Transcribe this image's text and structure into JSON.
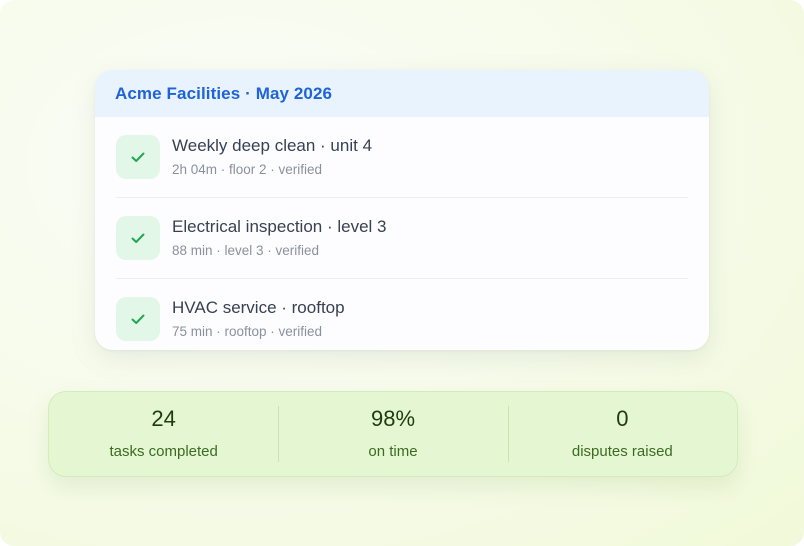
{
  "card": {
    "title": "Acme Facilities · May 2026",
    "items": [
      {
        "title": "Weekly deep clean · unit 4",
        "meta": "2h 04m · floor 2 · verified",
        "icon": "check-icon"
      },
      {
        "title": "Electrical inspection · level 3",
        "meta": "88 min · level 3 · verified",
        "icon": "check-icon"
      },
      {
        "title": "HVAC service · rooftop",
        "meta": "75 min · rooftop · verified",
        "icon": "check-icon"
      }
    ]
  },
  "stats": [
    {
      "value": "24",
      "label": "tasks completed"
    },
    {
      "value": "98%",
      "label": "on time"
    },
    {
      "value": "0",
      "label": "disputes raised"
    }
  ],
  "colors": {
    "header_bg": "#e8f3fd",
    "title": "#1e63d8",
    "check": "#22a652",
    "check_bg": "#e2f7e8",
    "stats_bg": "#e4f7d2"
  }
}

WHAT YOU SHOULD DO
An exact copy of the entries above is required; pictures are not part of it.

EXPECTED OUTPUT
Transcribe this image's text and structure into JSON.
{
  "card": {
    "title": "Acme Facilities · May 2026",
    "items": [
      {
        "title": "Weekly deep clean · unit 4",
        "meta": "2h 04m · floor 2 · verified",
        "icon": "check-icon"
      },
      {
        "title": "Electrical inspection · level 3",
        "meta": "88 min · level 3 · verified",
        "icon": "check-icon"
      },
      {
        "title": "HVAC service · rooftop",
        "meta": "75 min · rooftop · verified",
        "icon": "check-icon"
      }
    ]
  },
  "stats": [
    {
      "value": "24",
      "label": "tasks completed"
    },
    {
      "value": "98%",
      "label": "on time"
    },
    {
      "value": "0",
      "label": "disputes raised"
    }
  ],
  "colors": {
    "header_bg": "#e8f3fd",
    "title": "#1e63d8",
    "check": "#22a652",
    "check_bg": "#e2f7e8",
    "stats_bg": "#e4f7d2"
  }
}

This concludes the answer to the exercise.